When J.P. Morgan Defends Bank of America… And Addressing Multiple Rumors (JPM, BAC, C, FAS)

Print Email

J.P. Morgan Chase & Co. (NYSE: JPM) is the highest credit quality of the money center banks in America.  Bank of America Corporation (NYSE: BAC) is not.  Far from it.  You have seen the persistent selling trend in Bank of America and it is not just in the stock.  The preferred shares have come under pressure and its credit default swaps are passing the 2009 highs. So what happens when you see J.P.Morgan come out and defend Bank of America after the recent carnage?  That is exactly what we have seen today from its North America Credit Research.  The more safe bank is loosely defending the weaker bank with a research upgrade, but the prior “Underweight” rating is only being lifted to “Neutral” today.

Several features of perception against reality were cited.  The stronger noted that BofA sentiment has grown increasingly negative in the past few weeks, an understatement considering the 40% decline in BofA’s stock price versus a 15% S&P price drop.  It also noted an inversion of the credit default swap curve as well.

The report called it prudent for management to address concerns in the credit market.  Further noted is that this equity and credit market pressure has hit a point that is increasingly hard for management to ignore.  The report also noted that this could increase the chances of a credit-positive development, such as a capital raise.

It was back on April 18 when J.P. Morgan cut the rating on BofA to Underweight.  At the time, the CDS spread was 137 basis points, but it was 445 basis points on last look.  J.P. Morgan noted that Citigroup Inc. (NYSE: C) has a mere 170 basis point CDS at last look.  Despite this, J.P.Morgan said that it no longer makes sense to remain at “Underweight” even with mortgage expenses there and while a relative capital shortfall remain.  Earlier this month that capital shortfall was called $12 billion under a base case of Basel III, and the bear case suggested a $25 billion capital shortfall.

Rochedale’s Dick Bove has also defended Bank of America today, but where he differs with J.P. Morgan is that he thinks BofA can handily cover its liabilities.  Bloomberg even has a video of this.
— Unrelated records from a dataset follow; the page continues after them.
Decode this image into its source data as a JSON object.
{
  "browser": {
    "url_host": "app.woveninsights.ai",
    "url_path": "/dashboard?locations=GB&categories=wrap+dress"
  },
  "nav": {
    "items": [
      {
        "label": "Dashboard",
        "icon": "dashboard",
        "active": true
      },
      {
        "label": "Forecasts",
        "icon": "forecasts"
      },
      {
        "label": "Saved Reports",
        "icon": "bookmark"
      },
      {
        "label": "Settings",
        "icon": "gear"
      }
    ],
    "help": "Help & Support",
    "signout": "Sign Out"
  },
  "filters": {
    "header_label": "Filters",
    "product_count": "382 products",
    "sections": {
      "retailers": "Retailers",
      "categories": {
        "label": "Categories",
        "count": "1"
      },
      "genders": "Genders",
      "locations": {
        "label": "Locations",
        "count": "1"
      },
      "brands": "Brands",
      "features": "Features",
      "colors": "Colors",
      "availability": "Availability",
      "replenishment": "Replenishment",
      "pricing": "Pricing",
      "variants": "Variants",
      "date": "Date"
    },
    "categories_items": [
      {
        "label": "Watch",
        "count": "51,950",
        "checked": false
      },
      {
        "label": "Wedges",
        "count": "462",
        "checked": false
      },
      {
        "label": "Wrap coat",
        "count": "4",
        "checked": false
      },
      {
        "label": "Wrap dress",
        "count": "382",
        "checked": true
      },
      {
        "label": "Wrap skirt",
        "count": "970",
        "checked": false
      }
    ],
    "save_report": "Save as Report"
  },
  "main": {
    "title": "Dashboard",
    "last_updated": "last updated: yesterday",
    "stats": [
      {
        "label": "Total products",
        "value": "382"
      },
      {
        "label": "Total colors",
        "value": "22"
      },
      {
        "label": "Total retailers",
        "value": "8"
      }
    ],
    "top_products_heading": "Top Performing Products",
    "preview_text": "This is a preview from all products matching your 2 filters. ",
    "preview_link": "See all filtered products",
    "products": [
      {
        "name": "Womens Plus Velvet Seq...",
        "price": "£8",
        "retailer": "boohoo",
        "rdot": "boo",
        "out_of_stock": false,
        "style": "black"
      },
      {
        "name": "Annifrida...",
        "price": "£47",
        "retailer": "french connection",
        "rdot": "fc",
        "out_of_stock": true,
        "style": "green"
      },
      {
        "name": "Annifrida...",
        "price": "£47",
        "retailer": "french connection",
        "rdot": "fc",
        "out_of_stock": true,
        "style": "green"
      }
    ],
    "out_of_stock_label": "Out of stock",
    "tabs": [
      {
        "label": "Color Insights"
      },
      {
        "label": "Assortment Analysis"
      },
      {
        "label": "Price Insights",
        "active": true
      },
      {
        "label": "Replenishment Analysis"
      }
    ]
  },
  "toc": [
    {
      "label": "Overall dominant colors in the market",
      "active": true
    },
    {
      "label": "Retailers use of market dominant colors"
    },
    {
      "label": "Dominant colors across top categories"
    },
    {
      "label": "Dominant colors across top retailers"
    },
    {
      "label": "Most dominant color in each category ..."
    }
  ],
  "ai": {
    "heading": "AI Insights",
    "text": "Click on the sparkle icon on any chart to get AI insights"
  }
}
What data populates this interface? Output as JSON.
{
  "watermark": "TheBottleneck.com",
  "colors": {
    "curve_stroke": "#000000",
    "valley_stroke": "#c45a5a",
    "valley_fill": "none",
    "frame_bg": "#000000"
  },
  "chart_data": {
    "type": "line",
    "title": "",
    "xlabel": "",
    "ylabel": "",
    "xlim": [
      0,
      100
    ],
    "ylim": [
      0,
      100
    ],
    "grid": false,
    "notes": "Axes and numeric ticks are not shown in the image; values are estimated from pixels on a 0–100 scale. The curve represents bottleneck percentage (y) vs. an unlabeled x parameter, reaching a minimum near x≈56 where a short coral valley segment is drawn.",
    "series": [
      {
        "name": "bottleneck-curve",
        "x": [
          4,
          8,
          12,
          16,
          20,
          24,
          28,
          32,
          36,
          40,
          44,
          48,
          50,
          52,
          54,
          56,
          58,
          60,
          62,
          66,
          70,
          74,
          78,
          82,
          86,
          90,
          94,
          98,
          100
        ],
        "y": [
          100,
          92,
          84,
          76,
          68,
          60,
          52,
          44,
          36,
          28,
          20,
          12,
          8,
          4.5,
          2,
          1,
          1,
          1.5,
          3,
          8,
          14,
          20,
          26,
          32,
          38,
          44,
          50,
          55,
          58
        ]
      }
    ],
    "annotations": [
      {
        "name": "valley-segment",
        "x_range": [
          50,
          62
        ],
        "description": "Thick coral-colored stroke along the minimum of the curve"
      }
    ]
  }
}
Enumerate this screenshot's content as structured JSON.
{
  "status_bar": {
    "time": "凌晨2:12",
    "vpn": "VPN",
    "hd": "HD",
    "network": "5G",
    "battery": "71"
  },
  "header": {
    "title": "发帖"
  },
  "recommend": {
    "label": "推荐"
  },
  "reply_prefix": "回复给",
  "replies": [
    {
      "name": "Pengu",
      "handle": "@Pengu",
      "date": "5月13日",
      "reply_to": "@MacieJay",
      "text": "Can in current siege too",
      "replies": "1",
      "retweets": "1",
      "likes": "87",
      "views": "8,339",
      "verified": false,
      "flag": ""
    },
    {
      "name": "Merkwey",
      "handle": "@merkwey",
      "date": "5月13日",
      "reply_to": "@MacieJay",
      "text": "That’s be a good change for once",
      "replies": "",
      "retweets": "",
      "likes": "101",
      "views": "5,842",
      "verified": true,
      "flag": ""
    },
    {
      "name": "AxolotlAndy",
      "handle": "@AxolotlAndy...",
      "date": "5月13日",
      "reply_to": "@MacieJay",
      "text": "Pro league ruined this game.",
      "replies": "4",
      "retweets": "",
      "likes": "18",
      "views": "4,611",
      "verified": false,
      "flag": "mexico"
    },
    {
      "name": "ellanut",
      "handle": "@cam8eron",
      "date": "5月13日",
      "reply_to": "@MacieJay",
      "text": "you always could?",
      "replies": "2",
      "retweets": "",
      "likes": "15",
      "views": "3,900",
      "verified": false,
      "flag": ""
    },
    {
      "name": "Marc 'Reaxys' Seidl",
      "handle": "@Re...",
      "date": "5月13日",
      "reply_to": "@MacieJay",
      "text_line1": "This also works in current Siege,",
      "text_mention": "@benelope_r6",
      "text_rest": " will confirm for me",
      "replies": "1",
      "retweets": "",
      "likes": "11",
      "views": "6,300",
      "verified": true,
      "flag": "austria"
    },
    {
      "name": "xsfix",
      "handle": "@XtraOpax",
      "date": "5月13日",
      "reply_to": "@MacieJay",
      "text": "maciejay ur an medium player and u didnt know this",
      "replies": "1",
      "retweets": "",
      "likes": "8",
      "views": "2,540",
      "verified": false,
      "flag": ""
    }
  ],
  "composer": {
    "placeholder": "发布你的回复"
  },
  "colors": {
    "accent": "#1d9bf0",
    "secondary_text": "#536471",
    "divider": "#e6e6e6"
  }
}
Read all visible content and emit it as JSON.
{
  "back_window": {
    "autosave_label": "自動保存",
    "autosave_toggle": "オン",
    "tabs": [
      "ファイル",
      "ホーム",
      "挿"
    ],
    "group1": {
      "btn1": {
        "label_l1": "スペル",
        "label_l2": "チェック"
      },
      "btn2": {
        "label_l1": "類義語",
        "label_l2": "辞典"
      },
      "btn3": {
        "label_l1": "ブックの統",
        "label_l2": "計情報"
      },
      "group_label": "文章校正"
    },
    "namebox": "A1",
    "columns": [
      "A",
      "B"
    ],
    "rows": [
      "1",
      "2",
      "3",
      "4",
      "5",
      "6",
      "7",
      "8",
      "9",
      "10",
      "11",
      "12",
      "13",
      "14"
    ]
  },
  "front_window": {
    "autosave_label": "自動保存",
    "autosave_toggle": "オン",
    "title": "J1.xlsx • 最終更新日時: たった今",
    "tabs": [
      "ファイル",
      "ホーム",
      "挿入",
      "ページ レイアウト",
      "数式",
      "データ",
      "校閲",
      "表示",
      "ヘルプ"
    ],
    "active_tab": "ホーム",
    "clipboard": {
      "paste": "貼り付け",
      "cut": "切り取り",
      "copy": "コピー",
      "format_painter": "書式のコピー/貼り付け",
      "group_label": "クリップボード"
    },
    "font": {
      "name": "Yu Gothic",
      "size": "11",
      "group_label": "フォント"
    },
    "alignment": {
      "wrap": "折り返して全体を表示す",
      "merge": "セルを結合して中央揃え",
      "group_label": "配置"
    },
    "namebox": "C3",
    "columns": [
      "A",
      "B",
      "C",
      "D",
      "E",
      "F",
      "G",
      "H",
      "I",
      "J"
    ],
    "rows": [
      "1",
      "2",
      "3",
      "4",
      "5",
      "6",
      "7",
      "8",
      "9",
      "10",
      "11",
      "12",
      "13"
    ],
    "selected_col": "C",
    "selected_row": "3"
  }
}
Bizjournals.com has also run reports showing that Jefferies believes a new $50 billion is needed.  The FDIC has also just freshly shown that sector-wide banking metrics are still improving.

Back to J.P.Morgan… The research this morning notes that asset sales and the possible settlement approvals and capital raising.  J.P. Morgan has also gone on to say that the current challenges are solvable and said that the current valuations appear to reflect irrationality rather than reality in the issues at BofA.

Now, there is some housekeeping to address.  There have been some loose and so far completely unfounded rumors out there that J.P. Morgan could actually somehow acquire BofA.  The mere thought of this is so out of line with public sentiment and would require so many exceptions to banking law (the 10% deposit threshold is just the start) that this seems almost silly.  In this crazy world, the one admission to make is that anything may technically be possible.  In fact, aliens could arrive for an intergalactic media conference any day now.

If the regulators really think that BofA is healthier than the public perception and healthier than this stock is indicating, maybe they should just announce the approval for the bank to start paying a higher dividend.  That is very unlikely today, but by the take of yours truly it is more possible than any J.P.Morgan-BofA rumors other than that the healthier bank has issued research defending the weaker money center bank.

Another rumor may be more of a philosophical discussion rather than a rumor, and it has been ongoing.  Brian Moynihan has said how much he regrets his predecessor taking over Countrywide, and Countrywide is the source of 95% or more of today’s issues.  The discussion now that should be taking place is how BofA could throw in the towel and bankrupt the unit.  It would be a real mess, and frankly it may challenge many aspects of corporate and banking law.

Keep in mind that the prior book value of $12.65 per share that BofA reported last month is no longer relevant.  What it is may just be a guess now, but the market has voted that the prior stated value is far lower after write downs and more.  Bank of America shares are down 2% at $6.29 on the day.  The triple-leveraged Direxion Daily Financial Bull 3X Shares (NYSE: FAS) has all of these and other big financial stocks in there as components and its shares are up 5% at $12.28 or so on last look.